sition until the death of Mr. Heilman, when
upon the reorganization of the company he pur-
chased an interest in the business, and at the
same time took entire charge of the mechanical
part of the work. He has since superintended the
operation of the plant, in which are now em-
ployed a large number of workmen, and the
foundry is operated to its full capacity in supply-
ing the demand for equipments made by different
gas and cement companies. The business has
reached very profitable proportions, and not a
little of the success of the ent. rpdse is attributable
to Mr. Rhoda's thorough understanding of the
work in which as a young tradesman he em-
barked. With thorough knowledge of the great
scientific principles which underlie his work, as
well as familiarity with the practical operation of
the machinery, he has so managed the foundry
along economical lines as to render it a profitable
investment, and at the same time the workman-
ship is so thorough as to cause its products to be
a most marketable conimoditv.

c^^yyuA. C^ /^d^

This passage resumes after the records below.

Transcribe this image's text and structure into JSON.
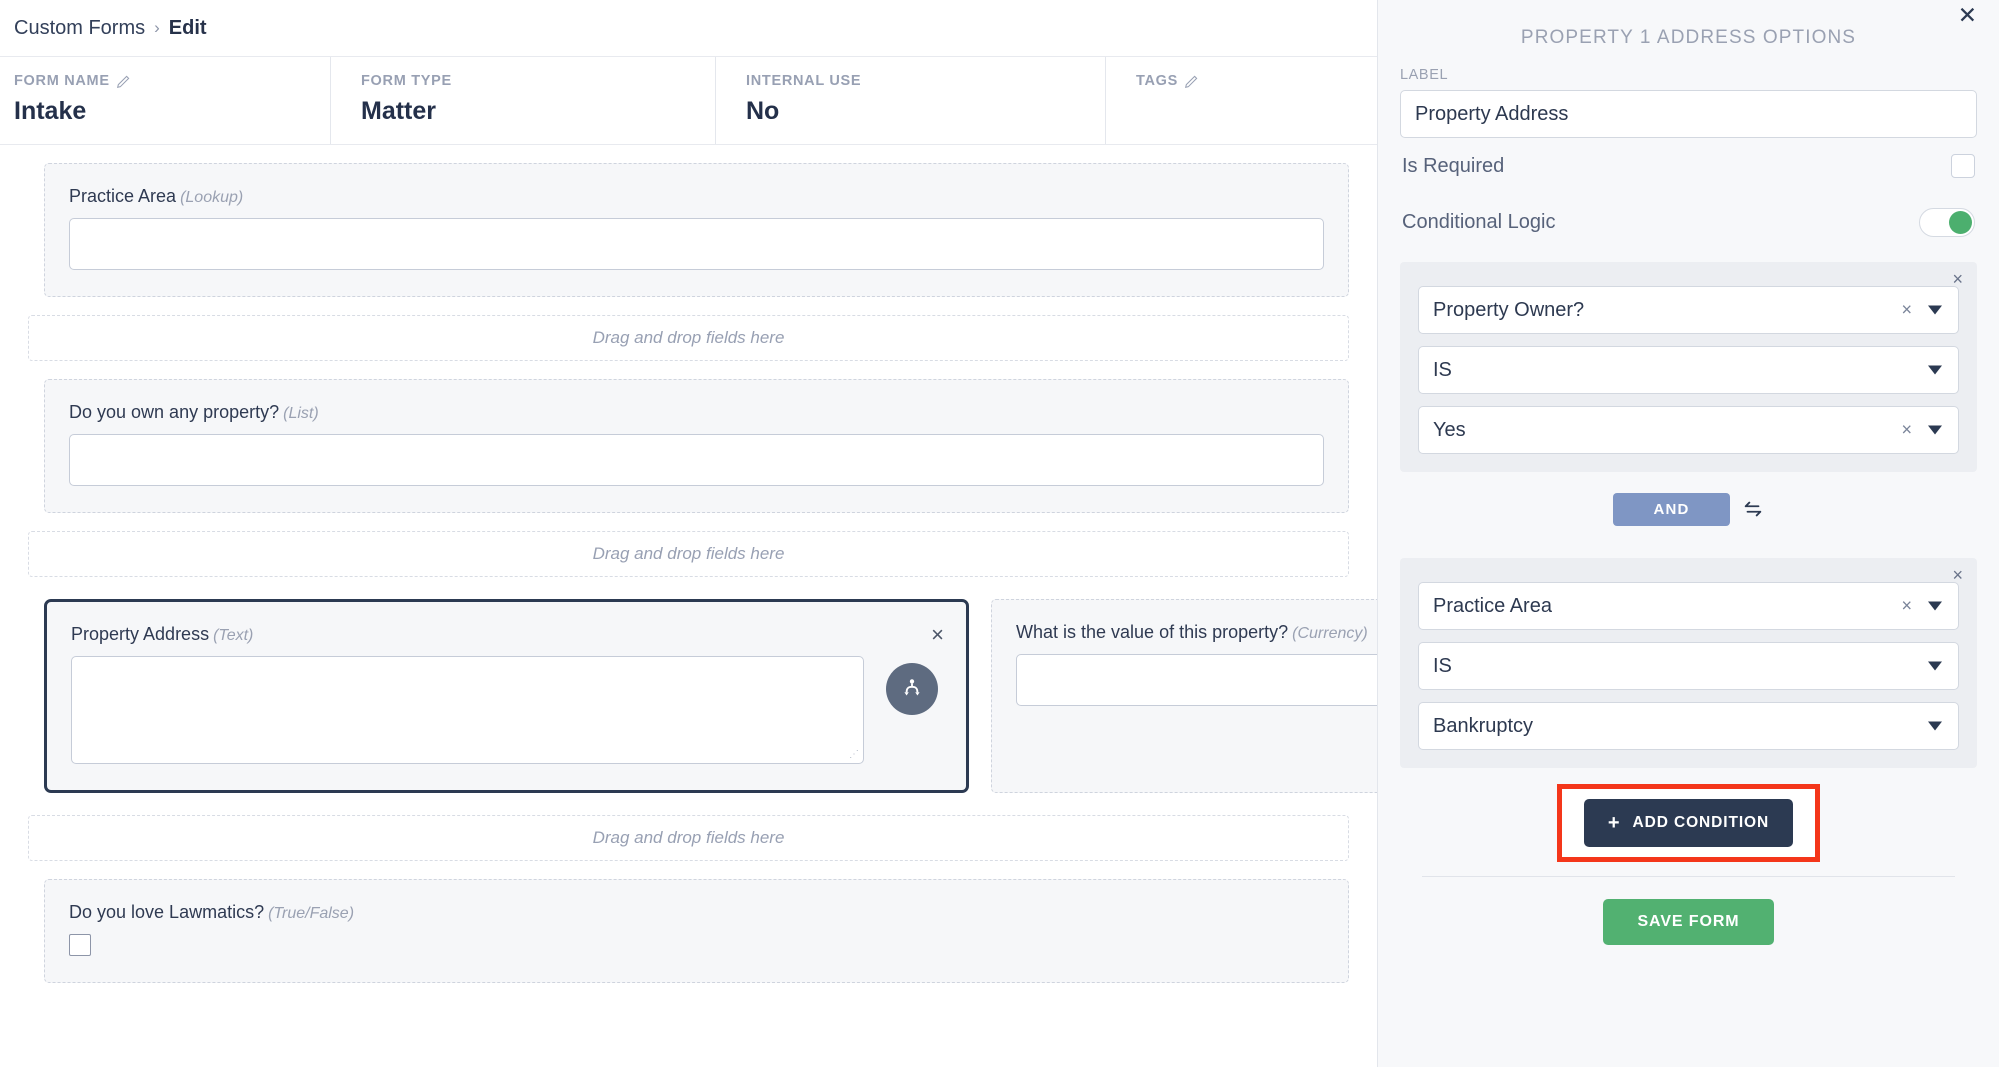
{
  "breadcrumb": {
    "root": "Custom Forms",
    "separator": "›",
    "current": "Edit"
  },
  "meta": [
    {
      "label": "FORM NAME",
      "value": "Intake",
      "has_edit_icon": true,
      "edit_icon": "pencil-icon"
    },
    {
      "label": "FORM TYPE",
      "value": "Matter",
      "has_edit_icon": false
    },
    {
      "label": "INTERNAL USE",
      "value": "No",
      "has_edit_icon": false
    },
    {
      "label": "TAGS",
      "value": "",
      "has_edit_icon": true,
      "edit_icon": "pencil-icon"
    }
  ],
  "canvas": {
    "dropzone_text": "Drag and drop fields here",
    "fields": [
      {
        "label": "Practice Area",
        "type": "(Lookup)",
        "control": "input"
      },
      {
        "label": "Do you own any property?",
        "type": "(List)",
        "control": "input"
      },
      {
        "label": "Property Address",
        "type": "(Text)",
        "control": "textarea",
        "selected": true,
        "remove_label": "×",
        "badge_icon": "conditional-logic-branch-icon"
      },
      {
        "label": "What is the value of this property?",
        "type": "(Currency)",
        "control": "input"
      },
      {
        "label": "Do you love Lawmatics?",
        "type": "(True/False)",
        "control": "checkbox"
      }
    ]
  },
  "panel": {
    "title": "PROPERTY 1 ADDRESS OPTIONS",
    "close_label": "✕",
    "label_caption": "LABEL",
    "label_value": "Property Address",
    "label_placeholder": "Label",
    "options": [
      {
        "name": "Is Required",
        "control": "checkbox",
        "checked": false
      },
      {
        "name": "Conditional Logic",
        "control": "toggle",
        "checked": true
      }
    ],
    "condition_groups": [
      {
        "close_label": "×",
        "field": {
          "value": "Property Owner?",
          "clearable": true,
          "clear_label": "×"
        },
        "operator": {
          "value": "IS",
          "clearable": false
        },
        "comparison": {
          "value": "Yes",
          "clearable": true,
          "clear_label": "×"
        }
      },
      {
        "close_label": "×",
        "field": {
          "value": "Practice Area",
          "clearable": true,
          "clear_label": "×"
        },
        "operator": {
          "value": "IS",
          "clearable": false
        },
        "comparison": {
          "value": "Bankruptcy",
          "clearable": false
        }
      }
    ],
    "conjunction": {
      "label": "AND",
      "swap_icon": "swap-arrows-icon"
    },
    "add_condition": {
      "label": "ADD CONDITION",
      "plus": "+",
      "highlighted": true,
      "highlight_color": "#f4361a"
    },
    "save": {
      "label": "SAVE FORM",
      "color": "#52b171"
    }
  },
  "colors": {
    "panel_bg": "#f7f8fa",
    "group_bg": "#eceef2",
    "dark_navy": "#2c3a52",
    "and_chip": "#7f96c4",
    "toggle_on": "#4caf6e",
    "badge_gray": "#5e6b80"
  }
}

Mr. Rhoda is a prominent member of Allen-
town Eyrie, No. no, Order of Eagles, and is
a past as well as the present worthy president of
the local lodge. He is well known to the fra-
ternity throughout the state, and was a delegate
to the national convention of the order which
was held in Baltimore, in 1904, and is now dis-
trict deputy grand president. In the Improved
Order of Red Men he has likewise attained prom-
inence, and belongs to the Clover Club of Allen-
town. He is never lacking in citizenship, giving
warmhearted allegiance to whatever he deems to
be for the public welfare, and his political views
concerning the great issues of the day are in ac-
cord with the principles of the Republican party.

Mr. Rhoda was united in marriage to Miss
Annie C. Miller, a daughter i^f Henry and Sarah
(Seibert) Miller, in whose family were four chil-
dren. Mary Miller became the wife of Jacob
W. Grim, a member of the firm of Grim Broth-

Online LibraryJohn W. (John Woolf) JordanHistoric homes and institutions and genealogical and personal memoirs of the Lehigh Valley, Pennsylvania (Volume v.1) → online text (page 78 of 92)